There is money in Houston. If the fans bring it, they will be treated to one of the great cities in the country, and see a terrific game on Jan. 2.
As for the SEC representative, the past three seasons have seen South Carolina trim Houston, Mississippi State down Central Florida, and Kentucky pin East Carolina.
The high-scoring Cougars of 2009 promise to be a far greater obstacle to continued SEC dominance. If Southern Mississippi is the C-USA represenative, a low-scoring affair could result in lower attendance.
In the 50th anniversary of this great bowl of the mid-south, expect new President Kevin Kane to take a hard look at revitalized Auburn as his primary choice.
If the Volunteers of Tennessee or the Commodores of Vanderbilt can reach the six win barrier, a push for one of the home state teams could cloud the situation.
The Liberty Bowl began in Philadelphia in 1959. In the first game, Penn State defeated Alabama. By 1965, the Liberty had moved to Memphis, where it has been a fixture for 44 years.
During its time, the Liberty Bowl was host to the final game in the career of Bear Bryant, John McKay, and Ernie Davis.
This year's 50th celebration should do those great gentlemen proud.
The Sun Bowl
The 76th edition of the grand old Sun Bowl has one thing on its mind: Bring Notre Dame and California together for a battle of national interest and providing a huge influx of fans into west Texas.
They may not get their wish.

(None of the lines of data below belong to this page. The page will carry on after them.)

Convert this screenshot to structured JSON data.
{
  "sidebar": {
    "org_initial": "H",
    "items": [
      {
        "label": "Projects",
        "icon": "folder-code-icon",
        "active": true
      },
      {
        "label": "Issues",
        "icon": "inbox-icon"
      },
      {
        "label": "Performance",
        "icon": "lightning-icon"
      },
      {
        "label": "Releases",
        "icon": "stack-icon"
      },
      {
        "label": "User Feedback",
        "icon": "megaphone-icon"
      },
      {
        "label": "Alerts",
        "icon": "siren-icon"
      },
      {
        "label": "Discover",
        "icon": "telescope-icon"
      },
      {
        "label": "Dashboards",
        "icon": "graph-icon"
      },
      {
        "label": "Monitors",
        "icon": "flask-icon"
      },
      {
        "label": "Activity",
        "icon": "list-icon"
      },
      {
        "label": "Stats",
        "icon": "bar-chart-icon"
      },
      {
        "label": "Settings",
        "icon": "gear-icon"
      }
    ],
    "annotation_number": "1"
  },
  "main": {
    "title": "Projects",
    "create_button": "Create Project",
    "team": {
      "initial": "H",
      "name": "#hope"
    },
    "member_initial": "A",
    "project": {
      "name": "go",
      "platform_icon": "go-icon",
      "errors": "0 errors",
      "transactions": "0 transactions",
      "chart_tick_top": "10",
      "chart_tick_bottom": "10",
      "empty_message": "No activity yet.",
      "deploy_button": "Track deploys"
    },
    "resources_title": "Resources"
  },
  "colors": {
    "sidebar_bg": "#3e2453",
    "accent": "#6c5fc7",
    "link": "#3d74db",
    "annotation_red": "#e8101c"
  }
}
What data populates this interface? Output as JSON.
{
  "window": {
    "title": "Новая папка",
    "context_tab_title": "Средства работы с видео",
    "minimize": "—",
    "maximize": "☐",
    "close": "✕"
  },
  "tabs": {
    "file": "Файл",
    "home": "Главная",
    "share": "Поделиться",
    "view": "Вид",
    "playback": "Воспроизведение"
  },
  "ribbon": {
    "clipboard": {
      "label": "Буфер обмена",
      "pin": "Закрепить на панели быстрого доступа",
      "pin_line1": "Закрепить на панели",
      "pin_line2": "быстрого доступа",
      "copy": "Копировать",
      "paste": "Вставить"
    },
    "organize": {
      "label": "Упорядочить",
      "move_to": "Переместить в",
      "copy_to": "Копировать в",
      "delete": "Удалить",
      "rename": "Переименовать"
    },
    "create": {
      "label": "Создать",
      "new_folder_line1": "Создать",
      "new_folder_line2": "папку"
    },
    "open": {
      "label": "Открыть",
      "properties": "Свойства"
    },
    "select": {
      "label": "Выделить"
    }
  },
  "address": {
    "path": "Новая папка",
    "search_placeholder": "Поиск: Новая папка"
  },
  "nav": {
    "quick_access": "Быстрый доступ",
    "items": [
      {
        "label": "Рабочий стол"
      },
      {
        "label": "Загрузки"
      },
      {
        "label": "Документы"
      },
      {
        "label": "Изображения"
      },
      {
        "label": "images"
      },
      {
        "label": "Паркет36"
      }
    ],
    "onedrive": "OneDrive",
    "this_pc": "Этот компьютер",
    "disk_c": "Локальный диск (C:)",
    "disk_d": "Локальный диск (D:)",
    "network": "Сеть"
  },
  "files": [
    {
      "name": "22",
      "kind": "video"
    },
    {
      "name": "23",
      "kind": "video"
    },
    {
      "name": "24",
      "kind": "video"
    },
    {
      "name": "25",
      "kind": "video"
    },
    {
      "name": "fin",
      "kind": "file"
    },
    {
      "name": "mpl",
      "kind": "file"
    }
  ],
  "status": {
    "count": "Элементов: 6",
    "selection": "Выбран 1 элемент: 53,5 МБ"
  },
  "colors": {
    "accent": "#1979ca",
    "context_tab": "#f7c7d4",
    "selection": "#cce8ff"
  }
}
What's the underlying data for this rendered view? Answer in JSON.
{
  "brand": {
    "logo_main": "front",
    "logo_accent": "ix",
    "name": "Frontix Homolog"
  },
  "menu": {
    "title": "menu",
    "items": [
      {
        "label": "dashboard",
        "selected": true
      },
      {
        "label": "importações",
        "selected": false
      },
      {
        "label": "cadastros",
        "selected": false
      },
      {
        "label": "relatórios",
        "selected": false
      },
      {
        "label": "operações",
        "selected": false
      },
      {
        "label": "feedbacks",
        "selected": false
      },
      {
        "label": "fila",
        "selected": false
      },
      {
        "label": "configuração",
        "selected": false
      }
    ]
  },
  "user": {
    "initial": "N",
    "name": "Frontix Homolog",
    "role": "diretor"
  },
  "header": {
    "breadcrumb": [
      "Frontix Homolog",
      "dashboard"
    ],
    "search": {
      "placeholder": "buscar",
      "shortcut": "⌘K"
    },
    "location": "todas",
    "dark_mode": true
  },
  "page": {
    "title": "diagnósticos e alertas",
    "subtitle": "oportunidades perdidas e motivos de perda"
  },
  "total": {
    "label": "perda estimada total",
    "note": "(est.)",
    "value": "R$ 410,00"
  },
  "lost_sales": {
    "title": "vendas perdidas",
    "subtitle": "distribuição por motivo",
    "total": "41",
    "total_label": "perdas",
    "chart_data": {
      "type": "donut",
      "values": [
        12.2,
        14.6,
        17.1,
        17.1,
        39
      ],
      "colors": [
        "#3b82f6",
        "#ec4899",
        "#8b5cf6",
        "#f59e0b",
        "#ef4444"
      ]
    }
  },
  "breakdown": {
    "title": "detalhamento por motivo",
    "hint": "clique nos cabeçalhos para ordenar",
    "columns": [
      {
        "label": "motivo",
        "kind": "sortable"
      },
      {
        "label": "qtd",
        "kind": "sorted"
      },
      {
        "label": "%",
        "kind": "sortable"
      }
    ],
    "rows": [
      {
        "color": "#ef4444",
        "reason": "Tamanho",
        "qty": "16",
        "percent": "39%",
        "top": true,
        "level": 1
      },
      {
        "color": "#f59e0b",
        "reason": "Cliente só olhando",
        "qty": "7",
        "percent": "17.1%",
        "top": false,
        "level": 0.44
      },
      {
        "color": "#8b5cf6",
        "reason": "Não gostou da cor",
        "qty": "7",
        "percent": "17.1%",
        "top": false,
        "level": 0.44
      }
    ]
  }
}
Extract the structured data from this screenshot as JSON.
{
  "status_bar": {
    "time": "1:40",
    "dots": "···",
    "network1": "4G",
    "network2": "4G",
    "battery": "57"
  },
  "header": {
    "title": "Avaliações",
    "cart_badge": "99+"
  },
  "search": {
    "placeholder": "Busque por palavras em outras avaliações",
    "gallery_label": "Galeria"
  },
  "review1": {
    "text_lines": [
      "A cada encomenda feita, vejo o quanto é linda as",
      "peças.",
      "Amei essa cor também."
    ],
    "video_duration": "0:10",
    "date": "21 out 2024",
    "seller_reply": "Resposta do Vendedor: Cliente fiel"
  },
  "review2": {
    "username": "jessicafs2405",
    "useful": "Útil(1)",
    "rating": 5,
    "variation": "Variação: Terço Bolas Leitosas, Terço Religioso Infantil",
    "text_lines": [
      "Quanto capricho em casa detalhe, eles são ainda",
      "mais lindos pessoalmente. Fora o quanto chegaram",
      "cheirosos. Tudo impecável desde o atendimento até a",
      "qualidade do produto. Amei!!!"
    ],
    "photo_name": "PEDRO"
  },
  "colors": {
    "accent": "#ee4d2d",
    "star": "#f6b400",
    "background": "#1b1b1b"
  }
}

That being the case, there is a backup plan. The Sun Bowl matches the PAC-10 against the Big East with Notre Dame playing the role of a viable Big East team for selection process.
While Cal remains the choice of local leadership for many reasons (some personal as well as economic) the West Virginia Mountaineers remain the top choice of all opponents if the Irish opt for the sunny shores of Jacksonville or are provided an opportunity to go BCS bowling.
There you have it, Cal vs. Notre Dame or West Virginia. That's what you can expect at Sun Carnival time.
The Holiday Bowl
One of the most beloved of the traditional non-BCS bowls is San Diego's Holiday Bowl.
This fine contest matches the Big 12 against the PAC 10. It is normally followed closely by fans all over the country and has an exciting recent history for its often high-scoring contests.
Because of the teams available this season, fans are going to be in for another holiday season treat.
Texas has the second most appearances in the Holiday Bowl, trailing only Brigham Young.
If the Longhorns slip up in Dallas against the Sooners or fall beneath the pressure of a Big 12 title game and fall out of the BCS qualifiers, expect Texas to end up in San Diego for a fifth appearance.
A lot of fanbases talk the talk when it comes to traveling. The Longhorn community walks the walk and is embraced by cities all over the nation.
As a CBS executive once remarked, "We would broadcast Notre Dame vs. Texas each week if they would schedule it that way."
If not Texas, look for the huge Nebraska fanbase to make a case for San Diego. If the Longhorns stay on track for the BCS title game, the Cornhuskers could be your Big 12 team in southern California.
Since 2000, Oregon, Arizona State, and California have represented the PAC 10 a total of six times.
It is a good bet San Diego angles for one of them again.
An Oregon or California versus Nebraska clash would provide national interest and, more than likely, a typical high-scoring Holiday Bowl affair.
If it is the rugged Sun Devils and the Cornhuskers, look for a repeat of the 1975 Fiesta Bowl classic between the two teams, something around the 17-14 range.